An article by Ross Riskin in the Journal of Accountancy states that retirement should take priority over paying for children's university. That's interesting - it is a good example of a conflict a lot of parents feel: what is a reasonable financial sacrifice to make for one's children?
On balance, most parents make a lot of sacrifices: everything from the vast direct expenses of raising children, through to more indirect expenses - like more expensive housing, lost sleep, and the impact on careers.There is also some strong evidence to suggest that parents that give 'too much' to their children may impair their child's pathway to independence. But most parents still like the idea that they should have sufficient resources (from a spare bed to a large investment account) available for decades to provide a back-stop to children in trouble, no matter what the age of the child.
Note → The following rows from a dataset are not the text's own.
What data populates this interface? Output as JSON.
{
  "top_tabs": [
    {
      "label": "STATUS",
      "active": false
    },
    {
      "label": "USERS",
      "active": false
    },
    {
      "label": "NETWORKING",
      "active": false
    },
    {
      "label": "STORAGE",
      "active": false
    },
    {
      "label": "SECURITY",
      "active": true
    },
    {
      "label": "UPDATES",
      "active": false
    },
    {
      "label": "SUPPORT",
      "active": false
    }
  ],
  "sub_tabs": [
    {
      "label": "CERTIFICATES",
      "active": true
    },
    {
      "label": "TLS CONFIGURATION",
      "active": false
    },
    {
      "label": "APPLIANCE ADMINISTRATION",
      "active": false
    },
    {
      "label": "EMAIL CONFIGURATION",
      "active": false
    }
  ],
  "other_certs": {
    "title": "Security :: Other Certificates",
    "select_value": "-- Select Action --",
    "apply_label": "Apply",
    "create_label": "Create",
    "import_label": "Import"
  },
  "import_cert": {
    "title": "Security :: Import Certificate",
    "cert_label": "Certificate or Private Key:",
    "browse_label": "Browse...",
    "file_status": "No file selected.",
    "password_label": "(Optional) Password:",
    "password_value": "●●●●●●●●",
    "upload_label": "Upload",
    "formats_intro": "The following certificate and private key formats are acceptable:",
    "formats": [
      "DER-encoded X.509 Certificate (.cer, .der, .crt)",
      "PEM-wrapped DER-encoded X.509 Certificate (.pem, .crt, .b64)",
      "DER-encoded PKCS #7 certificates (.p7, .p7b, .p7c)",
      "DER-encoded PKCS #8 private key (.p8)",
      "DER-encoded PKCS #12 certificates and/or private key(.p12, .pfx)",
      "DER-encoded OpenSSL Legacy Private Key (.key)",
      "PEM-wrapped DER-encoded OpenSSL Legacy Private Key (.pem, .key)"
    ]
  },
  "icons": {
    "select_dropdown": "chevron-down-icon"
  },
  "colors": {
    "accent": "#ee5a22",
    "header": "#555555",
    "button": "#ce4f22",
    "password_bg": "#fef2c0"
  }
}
As a child who has received help from a parent after I turned 18 I can hardly disagree.
Retirement specialists point out the efforts that even elderly parents will take to preserve assets to provide an inheritance for children that are probably already wealthier than they are, or to grandchildren that almost certainly will be. It seems to be built in, a long-term love that few would want to break.
Joining them are some financial planners. They can provide a valuable critique of the urge to keep shoveling resources towards a child who may not make best use of them. Where financial advice intersects life choices is the territory that engaged and empathetic human advisers will continue to occupy for decades to come, as such, it is one of the most fascinating areas to consider - Click here to read more.